I guess what I need is FAITH. And I've always had trouble with the whole "you've just gotta have faith" argument. I don't think it's something you can stumble into or manufacture. Without a life-changing supernatural experience like George Bailey or Ebenezer Scrooge (or even Lex Luther, though he managed to come out of his "Lexmas Carol" experience even more evil), I don't know that I'll ever be convinced everything is OK.
But when I watch Smallville, everything seems like it will be okay. And that central philosophy of the show - light out of darkness, hope in the face of despair - is one I've been holding onto tight lately.

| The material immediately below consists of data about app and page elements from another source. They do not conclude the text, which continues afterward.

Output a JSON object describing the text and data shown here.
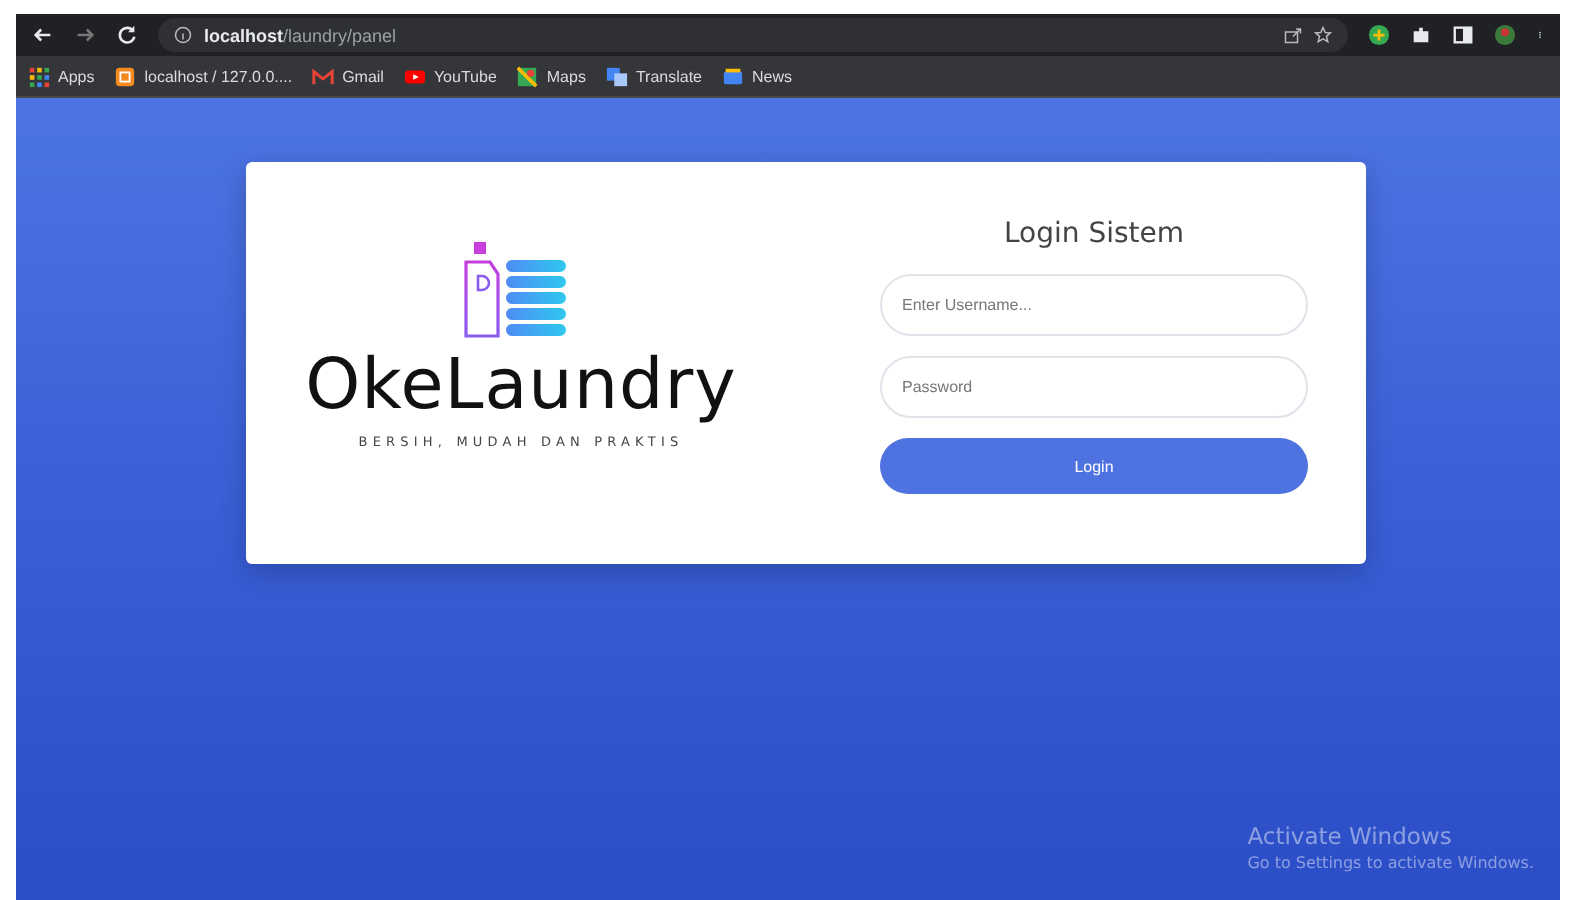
{
  "browser": {
    "url_host": "localhost",
    "url_path": "/laundry/panel",
    "bookmarks": [
      {
        "label": "Apps",
        "kind": "apps"
      },
      {
        "label": "localhost / 127.0.0....",
        "kind": "db"
      },
      {
        "label": "Gmail",
        "kind": "gmail"
      },
      {
        "label": "YouTube",
        "kind": "youtube"
      },
      {
        "label": "Maps",
        "kind": "maps"
      },
      {
        "label": "Translate",
        "kind": "translate"
      },
      {
        "label": "News",
        "kind": "news"
      }
    ]
  },
  "brand": {
    "name": "OkeLaundry",
    "tagline": "BERSIH, MUDAH DAN PRAKTIS"
  },
  "login": {
    "title": "Login Sistem",
    "username_placeholder": "Enter Username...",
    "password_placeholder": "Password",
    "button": "Login"
  },
  "activation": {
    "title": "Activate Windows",
    "subtitle": "Go to Settings to activate Windows."
  }
}
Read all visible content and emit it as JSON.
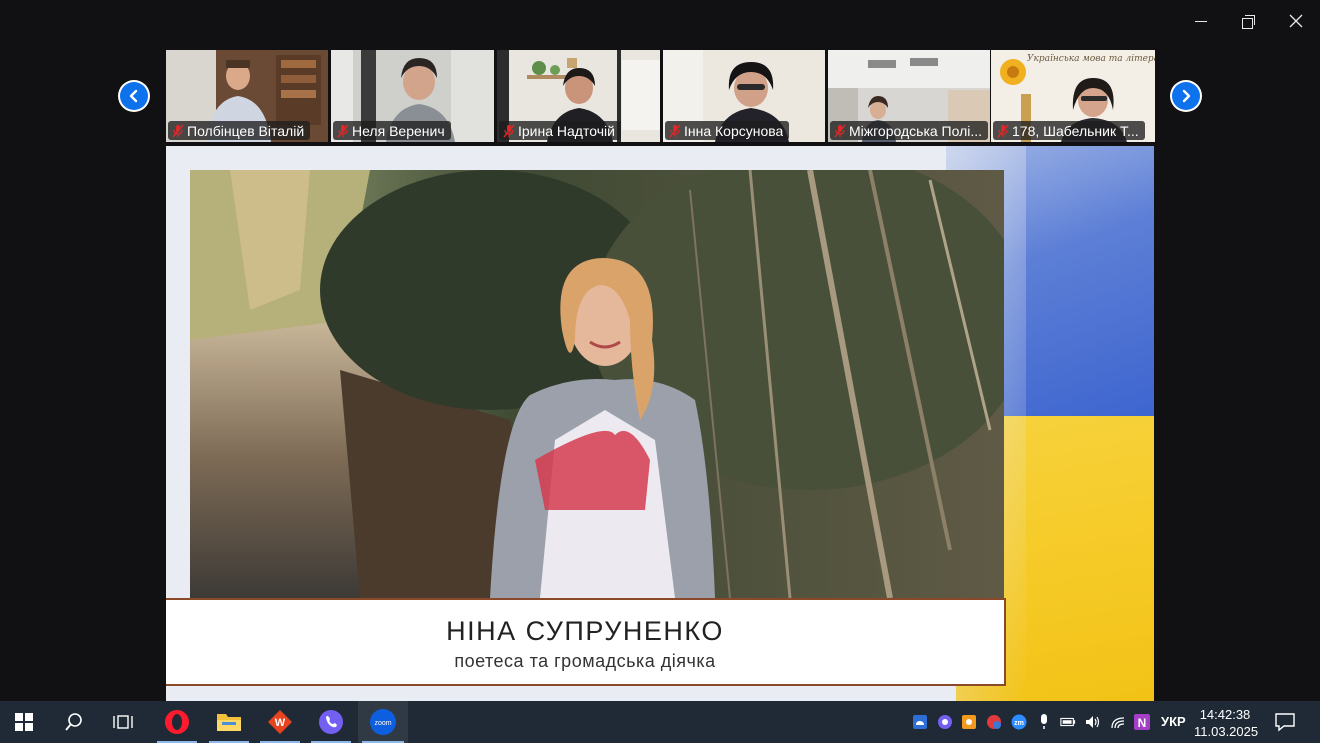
{
  "window": {
    "controls": [
      "minimize",
      "maximize",
      "close"
    ]
  },
  "gallery": {
    "participants": [
      {
        "name": "Полбінцев Віталій",
        "muted": true
      },
      {
        "name": "Неля Веренич",
        "muted": true
      },
      {
        "name": "Ірина Надточій",
        "muted": true
      },
      {
        "name": "Інна Корсунова",
        "muted": true
      },
      {
        "name": "Міжгородська Полі...",
        "muted": true
      },
      {
        "name": "178, Шабельник Т...",
        "muted": true
      }
    ],
    "tile6_banner": "Українська мова та література"
  },
  "share": {
    "person_name": "НІНА СУПРУНЕНКО",
    "person_role": "поетеса та громадська діячка"
  },
  "taskbar": {
    "apps": [
      "start",
      "search",
      "task-view",
      "opera",
      "file-explorer",
      "wps-office",
      "viber",
      "zoom"
    ],
    "active_app": "zoom",
    "language": "УКР",
    "time": "14:42:38",
    "date": "11.03.2025",
    "zoom_label": "zoom",
    "zm_label": "zm",
    "onenote_label": "N"
  },
  "colors": {
    "zoom_blue": "#0e72ed",
    "flag_blue": "#3c64cf",
    "flag_yellow": "#f5c924",
    "taskbar": "#1f2a36"
  }
}
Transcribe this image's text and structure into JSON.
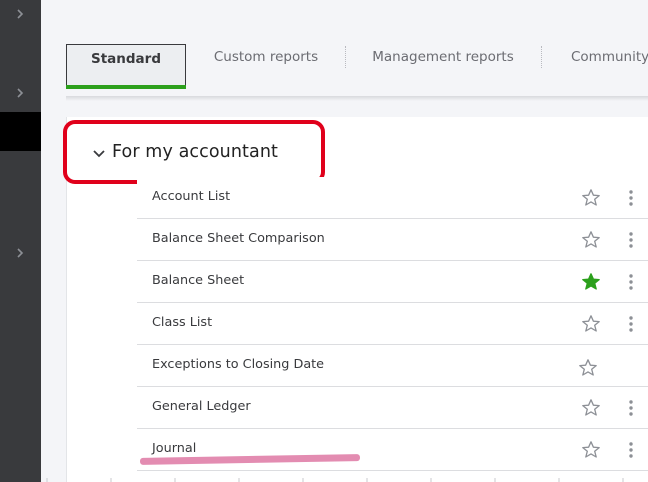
{
  "tabs": [
    {
      "label": "Standard",
      "active": true
    },
    {
      "label": "Custom reports",
      "active": false
    },
    {
      "label": "Management reports",
      "active": false
    },
    {
      "label": "Community",
      "active": false
    }
  ],
  "group": {
    "title": "For my accountant",
    "expanded": true,
    "highlight_color": "#e0001b"
  },
  "reports": [
    {
      "name": "Account List",
      "favorite": false,
      "has_menu": true
    },
    {
      "name": "Balance Sheet Comparison",
      "favorite": false,
      "has_menu": true
    },
    {
      "name": "Balance Sheet",
      "favorite": true,
      "has_menu": true
    },
    {
      "name": "Class List",
      "favorite": false,
      "has_menu": true
    },
    {
      "name": "Exceptions to Closing Date",
      "favorite": false,
      "has_menu": false
    },
    {
      "name": "General Ledger",
      "favorite": false,
      "has_menu": true
    },
    {
      "name": "Journal",
      "favorite": false,
      "has_menu": true
    }
  ],
  "colors": {
    "accent_green": "#2ca01c",
    "nav_dark": "#393a3d",
    "star_outline": "#8d9096",
    "annotation_pink": "#e080a8"
  }
}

I don't have faith in much. But I have faith in Clark Kent. He doesn't have to be real for me to believe in him.
Wednesday, July 13, 2011
The real question is whether Bruce Campbell will reprise his role as Ash - likely not, according to this report. But it also reports that fans want Campbell back and that he may be involved in a cameo role, and they didn't exactly rule out anything.
As for who should play Ash, if not Bruce, my money is on Seann William Scott, who was mentioned when they first started talking about this back in 2004 (incidentally, he is the only other person I have ever heard of who spells his first name the same way I do). But I don't see his name involved anywhere now. The first few scenes of Evolution feature Scott acting very Ash-like, and he's one of those few actors who can handle both "action hero" and "dumbass" in the same role.
But my top choice for Ash was, is, and will always be Bruce. I'm not sure he's in fighting trim these days - on the last few seasons of Burn Notice, he's looked a little chunky. Nothing weird about that in a guy his age (he's 53). But I also noticed on the Season 5 premiere that he's obviously been taking care of himself and slimming down (they even joke about it a bit on the first episode).
Call me a dreamer, but I can only hope he's working out to get into shape to reprise his role as Ash. I guess we'll find out.
As for whether an Evil Dead 4 (which will probably be called something else, and which Raimi is calling a "quasi-remake" of the original Evil Dead) will be a success, I think the whole thing rises or falls on who they cast as Ash. All of those Evil Dead films (1, 2, and Army of Darkness) rely heavily on Campbell's schtick, so whoever wields the shotgun and chainsaw this time around has some very big shoes to fill.
Friday, July 1, 2011
Anyway, it’s gratifying to know folks are still noticing and enjoying the adventure. Maybe Colin and I should finally get around to writing that sequel.
For more on my gaming life you can visit Gonen's World.